“Not only can the wealth that existed in the past be recreated, but it can far surpass the acme of its glorious days via one industry — tech. The 1900s saw the birth of Black Wall Street; the 2020s should, therefore, see the birth of a Black Silicon Valley,” he added.

On June 19, Juneteenth, Black Tech Street is launching its first of what is hoped to be many NFT coins. 

Below is our interview with Tyrance Billingsley II discussing the historic NFT coin and Black Tech Street:

In the most basic sense of the term, what is a Non-Fungible Token (NFT)?

“The best way to describe NFTs are digital tokens. Essentially a digital token is something that can be sold, and if it’s powered by smart contracts, like ours is, it can essentially be sold in a way where the original creator always gets a portion of the money every time it’s sold.

So essentially, with this coin we’ll have an initial offer that people bid on and then it’s bought. Not only will we get the revenue from that, but when it gets sold again in the secondary market we’ll get 50% of that profit as well and continue to get that gratuity.”

Are NFTs something that the everyday person can or should get into, or is it something more for the bigger tech people?

“I haven’t been super vocal about crypto as some others have been because crypto in general is still kind of in its early stage, so what I’m telling people when they do ask is, like anything, you need to do your due diligence. 

The example I like to use is social media. MySpace came on the scene first and it died. People might’ve thought the social media world wasn’t it. Then Facebook and Twitter came to overrun the planet. I think it’s a similar situation with crypto. 

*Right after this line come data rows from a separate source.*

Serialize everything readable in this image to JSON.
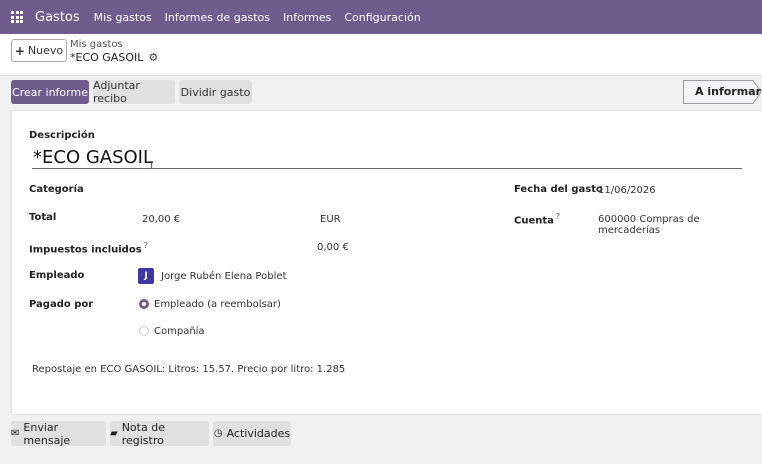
{
  "navbar": {
    "app_name": "Gastos",
    "menu": [
      "Mis gastos",
      "Informes de gastos",
      "Informes",
      "Configuración"
    ]
  },
  "control": {
    "new_label": "Nuevo",
    "breadcrumb": "Mis gastos",
    "record_title": "*ECO GASOIL"
  },
  "actions": {
    "create_report": "Crear informe",
    "attach_receipt": "Adjuntar recibo",
    "split_expense": "Dividir gasto",
    "status": "A informar"
  },
  "form": {
    "description_label": "Descripción",
    "description_value": "*ECO GASOIL",
    "category_label": "Categoría",
    "total_label": "Total",
    "total_value": "20,00 €",
    "currency": "EUR",
    "taxes_label": "Impuestos incluidos",
    "taxes_value": "0,00 €",
    "employee_label": "Empleado",
    "employee_avatar": "J",
    "employee_name": "Jorge Rubén Elena Poblet",
    "paid_by_label": "Pagado por",
    "paid_by_options": [
      "Empleado (a reembolsar)",
      "Compañía"
    ],
    "paid_by_selected": "Empleado (a reembolsar)",
    "date_label": "Fecha del gasto",
    "date_value": "11/06/2026",
    "account_label": "Cuenta",
    "account_value": "600000 Compras de mercaderías",
    "help_mark": "?",
    "notes": "Repostaje en ECO GASOIL: Litros: 15.57. Precio por litro: 1.285"
  },
  "chatter": {
    "send_message": "Enviar mensaje",
    "log_note": "Nota de registro",
    "activities": "Actividades"
  },
  "colors": {
    "primary": "#6f5c8c",
    "avatar": "#3d3aa8"
  }
}
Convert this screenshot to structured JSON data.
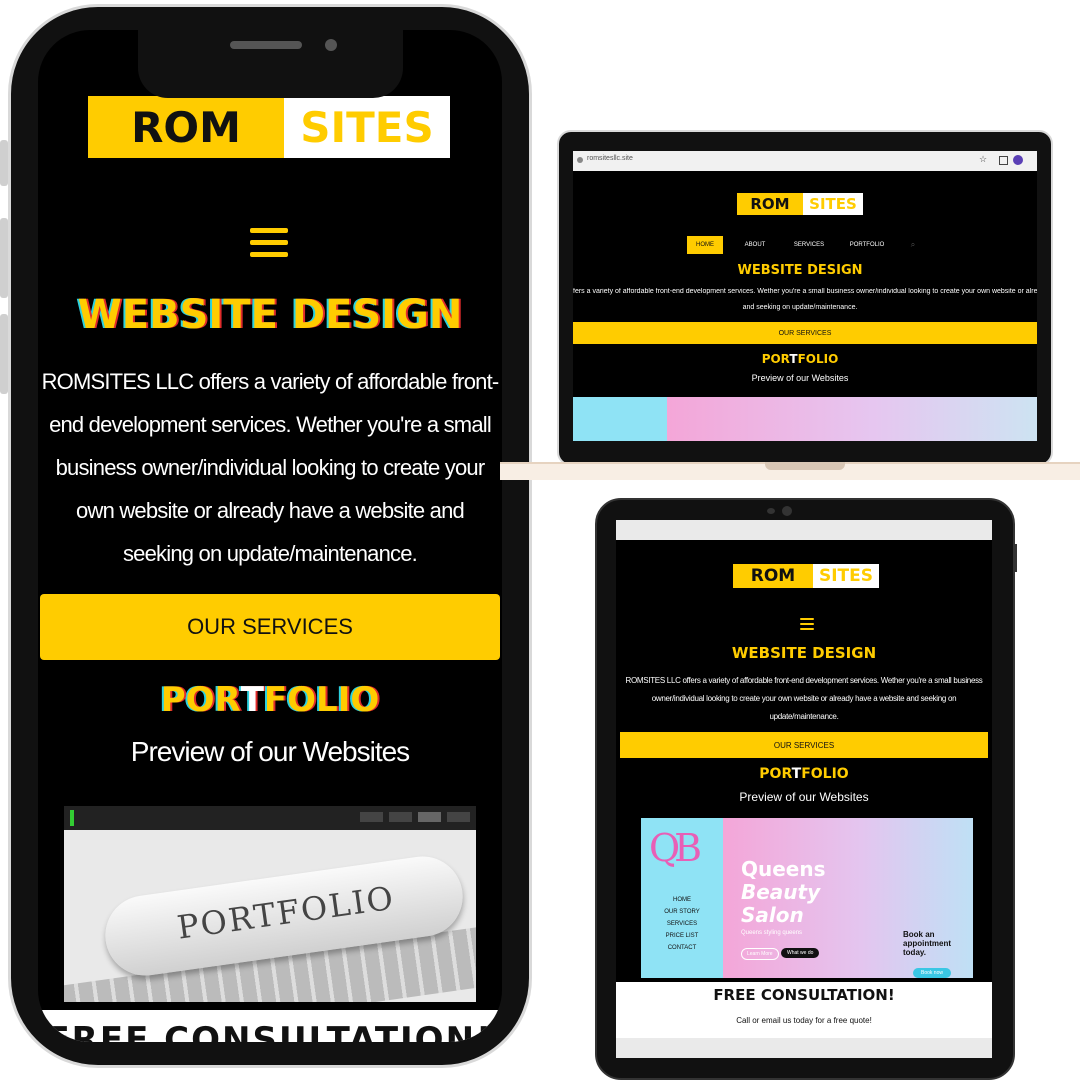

Now with NFTs specifically, one of the things I think they present is a great opportunity for local artists to find ways to make revenue off of their work. Whether it’s making digital copies of their work and having them generate revenue for them and getting that gratuity, I think NFTs as they grow present great opportunities for artists to build more revenue.”

What’s the significance of this particular NFT to Black Tech Street?

“Well obviously we just had the centennial and what Black Tech Street is trying to stand for is we’re essentially looking forward to the next 100 years. The last 100 years, we had Black Wall Street destroyed, so we’re saying these next 100 years are gonna be marked by innovation and tenacity by Black people in Tulsa. 

That’s why O.W. Gurley is on the back of the coin, historically known as one of the founders of Greenwood and Black Wall Street. So, him being on the back of the coin sends a strong symbol. 

This coin launch really just represents what the next 100 years for Black Wall Street will look like,” Tyrance Billingsley II, founder of Black Tech Street, told The Black Wall Street Times.

Be sure to follow along for updates as well as bidding on this historic coin by clicking here.

Mike Creef is a fighter for equality and justice for all. Growing up bi-racial (Jamaican-American) on the east coast allowed him to experience many different cultures and beliefs that helped give him a...